Interface dataset entries:
--
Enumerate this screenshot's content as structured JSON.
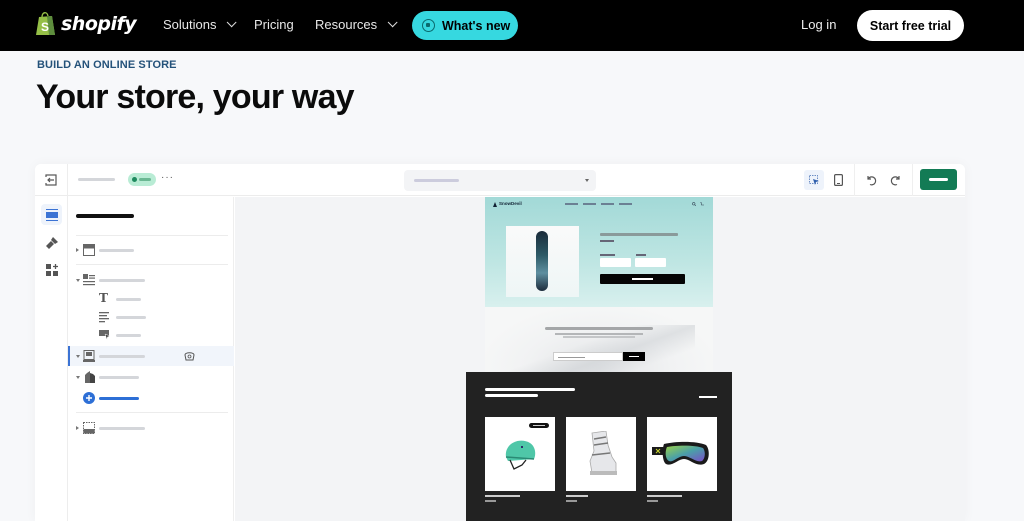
{
  "nav": {
    "brand": "shopify",
    "items": [
      {
        "label": "Solutions",
        "has_dropdown": true
      },
      {
        "label": "Pricing",
        "has_dropdown": false
      },
      {
        "label": "Resources",
        "has_dropdown": true
      }
    ],
    "whats_new": "What's new",
    "login": "Log in",
    "cta": "Start free trial"
  },
  "hero": {
    "eyebrow": "BUILD AN ONLINE STORE",
    "title": "Your store, your way"
  },
  "editor": {
    "topbar": {
      "exit_icon": "exit-icon",
      "status_color": "#1e8a5e",
      "more": "···",
      "toolbar_icons": [
        "inspector-icon",
        "mobile-preview-icon",
        "undo-icon",
        "redo-icon"
      ],
      "save_color": "#137b55"
    },
    "rail_icons": [
      "sections-icon",
      "theme-settings-icon",
      "app-blocks-icon"
    ],
    "tree": [
      {
        "icon": "header-icon",
        "expanded": false,
        "level": 0
      },
      {
        "icon": "image-banner-icon",
        "expanded": true,
        "level": 0
      },
      {
        "icon": "heading-icon",
        "level": 1
      },
      {
        "icon": "text-icon",
        "level": 1
      },
      {
        "icon": "button-icon",
        "level": 1
      },
      {
        "icon": "featured-product-icon",
        "expanded": true,
        "level": 0,
        "active": true
      },
      {
        "icon": "product-icon",
        "expanded": true,
        "level": 0
      },
      {
        "icon": "add-block-icon",
        "level": 1,
        "accent": true
      },
      {
        "icon": "footer-icon",
        "expanded": false,
        "level": 0
      }
    ],
    "preview": {
      "store_name": "SnowDevil",
      "sections": [
        "featured-product",
        "newsletter",
        "featured-collection"
      ],
      "collection_products": [
        "helmet",
        "ski-boot",
        "goggles"
      ]
    }
  },
  "colors": {
    "accent_cyan": "#36d8e0",
    "eyebrow": "#24527a",
    "editor_active": "#3b73d4"
  }
}
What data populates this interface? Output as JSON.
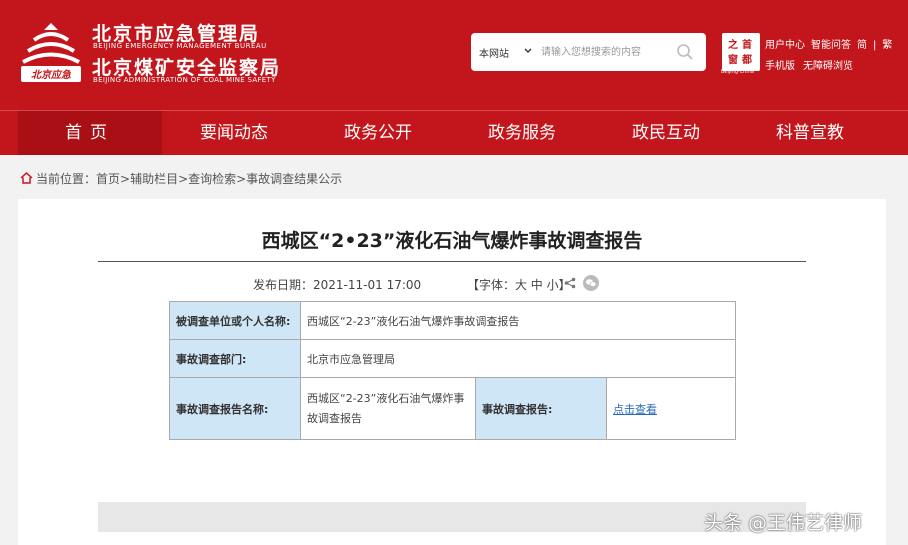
{
  "header": {
    "org_name_cn": "北京市应急管理局",
    "org_name_en": "BEIJING EMERGENCY MANAGEMENT BUREAU",
    "org2_name_cn": "北京煤矿安全监察局",
    "org2_name_en": "BEIJING ADMINISTRATION OF COAL MINE SAFETY",
    "logo_caption": "北京应急",
    "search_scope": "本网站",
    "search_placeholder": "请输入您想搜索的内容",
    "capital_chars": [
      "首",
      "都",
      "之",
      "窗"
    ],
    "capital_caption": "Beijing·China",
    "links_row1": [
      "用户中心",
      "智能问答",
      "简",
      "|",
      "繁"
    ],
    "links_row2": [
      "手机版",
      "无障碍浏览"
    ],
    "brand_color": "#c3161c"
  },
  "nav": {
    "items": [
      "首页",
      "要闻动态",
      "政务公开",
      "政务服务",
      "政民互动",
      "科普宣教"
    ]
  },
  "breadcrumb": {
    "label": "当前位置：",
    "path": "首页>辅助栏目>查询检索>事故调查结果公示"
  },
  "article": {
    "title": "西城区“2•23”液化石油气爆炸事故调查报告",
    "publish_label": "发布日期：",
    "publish_date": "2021-11-01 17:00",
    "font_size_label": "【字体：大 中 小】"
  },
  "table": {
    "row1_key": "被调查单位或个人名称:",
    "row1_value": "西城区“2-23”液化石油气爆炸事故调查报告",
    "row2_key": "事故调查部门:",
    "row2_value": "北京市应急管理局",
    "row3_key": "事故调查报告名称:",
    "row3_value": "西城区“2-23”液化石油气爆炸事故调查报告",
    "row3_key2": "事故调查报告:",
    "row3_link": "点击查看"
  },
  "watermark": "头条 @王伟艺律师"
}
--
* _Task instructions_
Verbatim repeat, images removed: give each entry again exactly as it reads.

* _Answer for this exercise_
Enumerate this screenshot's content as structured JSON.
{
  "nav": {
    "brand": "shopify",
    "items": [
      {
        "label": "Solutions",
        "has_dropdown": true
      },
      {
        "label": "Pricing",
        "has_dropdown": false
      },
      {
        "label": "Resources",
        "has_dropdown": true
      }
    ],
    "whats_new": "What's new",
    "login": "Log in",
    "cta": "Start free trial"
  },
  "hero": {
    "eyebrow": "BUILD AN ONLINE STORE",
    "title": "Your store, your way"
  },
  "editor": {
    "topbar": {
      "exit_icon": "exit-icon",
      "status_color": "#1e8a5e",
      "more": "···",
      "toolbar_icons": [
        "inspector-icon",
        "mobile-preview-icon",
        "undo-icon",
        "redo-icon"
      ],
      "save_color": "#137b55"
    },
    "rail_icons": [
      "sections-icon",
      "theme-settings-icon",
      "app-blocks-icon"
    ],
    "tree": [
      {
        "icon": "header-icon",
        "expanded": false,
        "level": 0
      },
      {
        "icon": "image-banner-icon",
        "expanded": true,
        "level": 0
      },
      {
        "icon": "heading-icon",
        "level": 1
      },
      {
        "icon": "text-icon",
        "level": 1
      },
      {
        "icon": "button-icon",
        "level": 1
      },
      {
        "icon": "featured-product-icon",
        "expanded": true,
        "level": 0,
        "active": true
      },
      {
        "icon": "product-icon",
        "expanded": true,
        "level": 0
      },
      {
        "icon": "add-block-icon",
        "level": 1,
        "accent": true
      },
      {
        "icon": "footer-icon",
        "expanded": false,
        "level": 0
      }
    ],
    "preview": {
      "store_name": "SnowDevil",
      "sections": [
        "featured-product",
        "newsletter",
        "featured-collection"
      ],
      "collection_products": [
        "helmet",
        "ski-boot",
        "goggles"
      ]
    }
  },
  "colors": {
    "accent_cyan": "#36d8e0",
    "eyebrow": "#24527a",
    "editor_active": "#3b73d4"
  }
}
What data populates this interface? Output as JSON.
{
  "header": {
    "org_name_cn": "北京市应急管理局",
    "org_name_en": "BEIJING EMERGENCY MANAGEMENT BUREAU",
    "org2_name_cn": "北京煤矿安全监察局",
    "org2_name_en": "BEIJING ADMINISTRATION OF COAL MINE SAFETY",
    "logo_caption": "北京应急",
    "search_scope": "本网站",
    "search_placeholder": "请输入您想搜索的内容",
    "capital_chars": [
      "首",
      "都",
      "之",
      "窗"
    ],
    "capital_caption": "Beijing·China",
    "links_row1": [
      "用户中心",
      "智能问答",
      "简",
      "|",
      "繁"
    ],
    "links_row2": [
      "手机版",
      "无障碍浏览"
    ],
    "brand_color": "#c3161c"
  },
  "nav": {
    "items": [
      "首页",
      "要闻动态",
      "政务公开",
      "政务服务",
      "政民互动",
      "科普宣教"
    ]
  },
  "breadcrumb": {
    "label": "当前位置：",
    "path": "首页>辅助栏目>查询检索>事故调查结果公示"
  },
  "article": {
    "title": "西城区“2•23”液化石油气爆炸事故调查报告",
    "publish_label": "发布日期：",
    "publish_date": "2021-11-01 17:00",
    "font_size_label": "【字体：大 中 小】"
  },
  "table": {
    "row1_key": "被调查单位或个人名称:",
    "row1_value": "西城区“2-23”液化石油气爆炸事故调查报告",
    "row2_key": "事故调查部门:",
    "row2_value": "北京市应急管理局",
    "row3_key": "事故调查报告名称:",
    "row3_value": "西城区“2-23”液化石油气爆炸事故调查报告",
    "row3_key2": "事故调查报告:",
    "row3_link": "点击查看"
  },
  "watermark": "头条 @王伟艺律师"
}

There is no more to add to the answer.